PROVIDED ENTRIES:
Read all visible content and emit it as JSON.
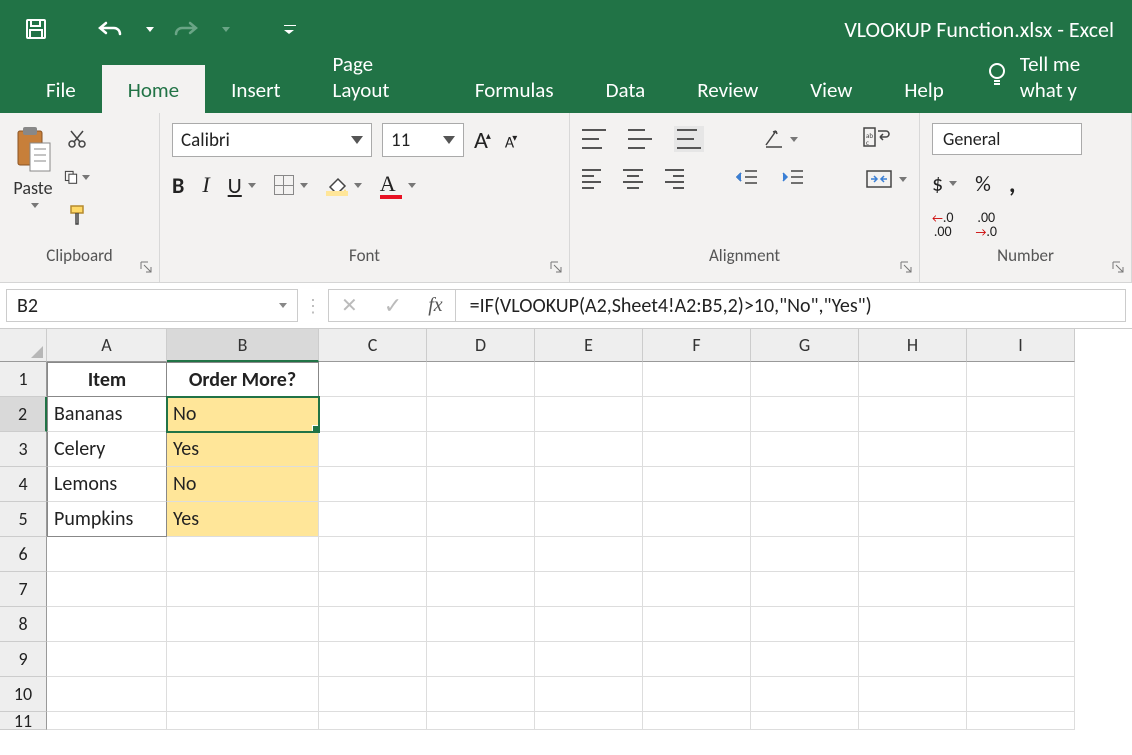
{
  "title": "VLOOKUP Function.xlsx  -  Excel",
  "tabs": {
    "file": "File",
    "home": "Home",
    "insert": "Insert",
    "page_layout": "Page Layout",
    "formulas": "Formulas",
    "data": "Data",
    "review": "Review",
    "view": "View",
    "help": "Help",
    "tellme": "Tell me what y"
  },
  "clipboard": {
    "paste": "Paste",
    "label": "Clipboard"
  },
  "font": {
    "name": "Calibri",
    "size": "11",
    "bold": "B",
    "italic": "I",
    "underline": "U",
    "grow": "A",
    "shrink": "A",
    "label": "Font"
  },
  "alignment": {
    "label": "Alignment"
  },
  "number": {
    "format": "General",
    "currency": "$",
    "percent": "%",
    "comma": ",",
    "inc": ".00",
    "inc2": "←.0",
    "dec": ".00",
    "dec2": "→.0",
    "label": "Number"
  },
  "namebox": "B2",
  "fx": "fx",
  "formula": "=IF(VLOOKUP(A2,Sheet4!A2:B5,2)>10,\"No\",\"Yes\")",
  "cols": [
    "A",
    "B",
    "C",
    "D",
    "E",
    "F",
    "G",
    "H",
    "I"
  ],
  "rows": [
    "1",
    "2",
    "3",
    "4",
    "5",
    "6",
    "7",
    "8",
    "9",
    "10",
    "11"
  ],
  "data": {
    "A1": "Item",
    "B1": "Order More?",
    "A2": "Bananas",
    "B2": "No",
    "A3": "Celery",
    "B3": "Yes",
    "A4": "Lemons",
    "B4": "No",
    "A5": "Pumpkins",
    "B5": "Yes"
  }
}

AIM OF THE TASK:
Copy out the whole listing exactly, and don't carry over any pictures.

RESPONSE TO THIS EXERCISE:
Read all visible content and emit it as JSON.
{
  "title": "VLOOKUP Function.xlsx  -  Excel",
  "tabs": {
    "file": "File",
    "home": "Home",
    "insert": "Insert",
    "page_layout": "Page Layout",
    "formulas": "Formulas",
    "data": "Data",
    "review": "Review",
    "view": "View",
    "help": "Help",
    "tellme": "Tell me what y"
  },
  "clipboard": {
    "paste": "Paste",
    "label": "Clipboard"
  },
  "font": {
    "name": "Calibri",
    "size": "11",
    "bold": "B",
    "italic": "I",
    "underline": "U",
    "grow": "A",
    "shrink": "A",
    "label": "Font"
  },
  "alignment": {
    "label": "Alignment"
  },
  "number": {
    "format": "General",
    "currency": "$",
    "percent": "%",
    "comma": ",",
    "inc": ".00",
    "inc2": "←.0",
    "dec": ".00",
    "dec2": "→.0",
    "label": "Number"
  },
  "namebox": "B2",
  "fx": "fx",
  "formula": "=IF(VLOOKUP(A2,Sheet4!A2:B5,2)>10,\"No\",\"Yes\")",
  "cols": [
    "A",
    "B",
    "C",
    "D",
    "E",
    "F",
    "G",
    "H",
    "I"
  ],
  "rows": [
    "1",
    "2",
    "3",
    "4",
    "5",
    "6",
    "7",
    "8",
    "9",
    "10",
    "11"
  ],
  "data": {
    "A1": "Item",
    "B1": "Order More?",
    "A2": "Bananas",
    "B2": "No",
    "A3": "Celery",
    "B3": "Yes",
    "A4": "Lemons",
    "B4": "No",
    "A5": "Pumpkins",
    "B5": "Yes"
  }
}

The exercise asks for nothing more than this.